Bookmarked: Kephart’s Philadelphia
Beth Kephart has a new novel due out next month, and it explores Philadelphia from another era.
I sat on my Bainbridge Street deck with the pepper scent of pear tree blossoms and a clattering of starlings and doves and robins reading Beth Kephart's new young adult novel Dr. Radway's Sarsaparilla Resolvent, due out next month from New City Community Press /Temple University Press. Across the street, a construction crew was finishing a contemporary twin with pewter colored brick and ipe cladding. Their norteño love songs drifted on over; one of the crew had the habit of shouting lines before they were sung, like a scorned man trying to make a point.
The city was full on me, William Quinn, the 14 year old protagonist of Dr. Radway, might have said, in the perfectly clipped cadence of Kephart's imagined 1871 Philadelphia. Kephart's writing is indeed alive to the material world; readers of her Sunday Inquirer columns share in her wonder at this city's post-industrial hurtle. But cast in the late 19th century, her potent streets crackle and slur. Here is William on Broad Street, buckling up courage to avenge the killing of his older brother Francis by the policeman Socrates Kernon. He's seeking a woman named Pearl—his hook to snag Kernon—and here she arrives.
Finally, from behind, on Broad, William hears a hackney cab squeal to a sudden stop. He hears the quick snap of a brusque shout, the crash of overskirts and lace, the nasty slap of whip crack, and then, just as fast, the horse pulls off, tipping onto its back hooves and up before the driver has it back in its charge. The speed of its escape pounds hard into the street. A terrible rumple is left in the road, a mangle of person and skirts.
Kephart has explored the territory of sibling loss before, in the 2010 novel Dangerous Neighbors, which takes place during the Centennial world's fair in Fairmount Park five years after William's journey to set things straight in Dr. Radway. (William appears in Dangerous Neighbors and Anna and Katherine, twins torn apart by a skating accident in that book, beg at the shadows of Dr. Radway, as Kephart puts it, "in that funny place between dream and knowing.")
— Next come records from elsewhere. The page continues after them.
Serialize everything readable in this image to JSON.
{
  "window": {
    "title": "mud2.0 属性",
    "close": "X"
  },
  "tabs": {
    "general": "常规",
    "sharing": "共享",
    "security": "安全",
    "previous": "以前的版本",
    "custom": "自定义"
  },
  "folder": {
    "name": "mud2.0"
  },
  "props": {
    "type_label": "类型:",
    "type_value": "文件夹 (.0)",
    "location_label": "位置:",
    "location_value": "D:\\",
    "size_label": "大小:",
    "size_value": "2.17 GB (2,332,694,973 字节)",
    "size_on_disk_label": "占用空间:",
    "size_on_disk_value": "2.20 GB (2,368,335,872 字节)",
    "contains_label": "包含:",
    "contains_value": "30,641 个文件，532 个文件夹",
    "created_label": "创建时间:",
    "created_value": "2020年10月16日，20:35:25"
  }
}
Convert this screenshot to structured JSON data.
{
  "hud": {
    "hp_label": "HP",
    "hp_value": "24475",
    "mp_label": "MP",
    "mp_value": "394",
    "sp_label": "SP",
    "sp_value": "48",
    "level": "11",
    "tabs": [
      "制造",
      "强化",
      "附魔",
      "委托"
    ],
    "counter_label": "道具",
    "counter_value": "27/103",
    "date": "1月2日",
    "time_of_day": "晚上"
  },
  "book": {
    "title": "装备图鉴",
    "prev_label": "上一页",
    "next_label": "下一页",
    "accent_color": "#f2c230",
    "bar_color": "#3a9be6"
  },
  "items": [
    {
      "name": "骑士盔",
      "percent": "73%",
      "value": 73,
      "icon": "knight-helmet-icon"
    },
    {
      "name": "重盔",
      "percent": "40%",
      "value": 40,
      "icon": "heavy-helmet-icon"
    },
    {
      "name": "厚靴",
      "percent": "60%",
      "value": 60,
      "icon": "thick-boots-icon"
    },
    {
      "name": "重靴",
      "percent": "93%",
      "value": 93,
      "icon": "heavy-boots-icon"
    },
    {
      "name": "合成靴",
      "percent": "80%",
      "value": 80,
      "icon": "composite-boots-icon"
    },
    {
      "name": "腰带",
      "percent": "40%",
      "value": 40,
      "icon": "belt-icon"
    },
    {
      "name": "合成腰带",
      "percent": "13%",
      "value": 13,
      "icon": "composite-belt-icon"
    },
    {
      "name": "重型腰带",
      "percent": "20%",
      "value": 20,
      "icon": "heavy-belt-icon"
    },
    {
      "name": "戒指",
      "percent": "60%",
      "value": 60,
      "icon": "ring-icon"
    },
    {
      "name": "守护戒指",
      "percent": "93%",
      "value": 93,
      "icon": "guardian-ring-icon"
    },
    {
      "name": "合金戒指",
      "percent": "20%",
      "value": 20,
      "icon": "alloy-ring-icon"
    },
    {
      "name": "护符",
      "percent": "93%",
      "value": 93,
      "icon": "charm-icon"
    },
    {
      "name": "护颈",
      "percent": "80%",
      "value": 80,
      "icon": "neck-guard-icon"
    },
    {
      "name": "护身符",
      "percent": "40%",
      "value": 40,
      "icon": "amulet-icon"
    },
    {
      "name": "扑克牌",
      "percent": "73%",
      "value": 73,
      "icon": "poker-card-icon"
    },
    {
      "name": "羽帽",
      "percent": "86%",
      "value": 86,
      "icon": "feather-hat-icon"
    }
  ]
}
Throughout the new book, which is strikingly illustrated by Kephart's husband William Sullit, the rather good-hearted William imagines conversations with his lost brother, a street smart hustler who had won their mother's heart. Ultimately, William will have to prove to himself and their mother he's every bit the protector his brother was. But William is no conniver. He's forced to negotiate the gray murk of morality as much as the smog and mud of the industrial city (much of the book takes around the Baldwin Locomotive Works below Spring Garden Street). William wades in it, sometimes chest deep. "What good is honesty if the truth is helpless?" he wonders.
And so does the reader, for this book, despite its strong narrative pull, leaves the reader feeling as open-ended as William is uncertain.
"We still seen what we seen," [William's aspirational best friend] Career says, tired now, his vest gone ragged.
"We seen what's possible."
"Possible for them," [says William].
"Possible for anybody."
Or is it? Kephart is interrogating the 19th century, as much as she's celebrating it (in the book's afterword, she calls it, quite accurately, "spectacular"). Industry's destruction is everywhere here, as it was in her masterful 2007 book Flow, a feminist portrayal of the Schuylkill River. "How is it," she asks in the voice of the river, in Flow, "that something man has made is more spectacular than all that he will never fashion with his own hands? Birds, for instance. Clouds. The eternity of rivers."
Industry hammers on in William's path, pressing people sometimes into compromise and deceit. "The sound of the machines comes down around him," Kephart writes in Dr. Radway,
the lathing and whining and huffing and steaming of the manufactories of old Bush Hill. It's a bee-in-the-ear sound—the infernal song of warp split and hank twist, beam and grist, the raking in of steaming coal, the mash and heat of pig iron. Corner to corner, at every careen and cross, it's here: the Iron Works, the Tool Works, the Car-Wheel Works, the plundering shake of the Pennsylvania Railroad, the stones being knocked from the trench.
One of Kephart's gifts in her ongoing written exploration of Philadelphia is the capacity, and the willingness, to look on all that's here with honesty, to allow for confusion and contradiction, for might and violence all at once. A writer does so by loving her characters, even the rotten ones, even the city so sour it might burn. And by bathing it, as only this one can, in fullness of breath.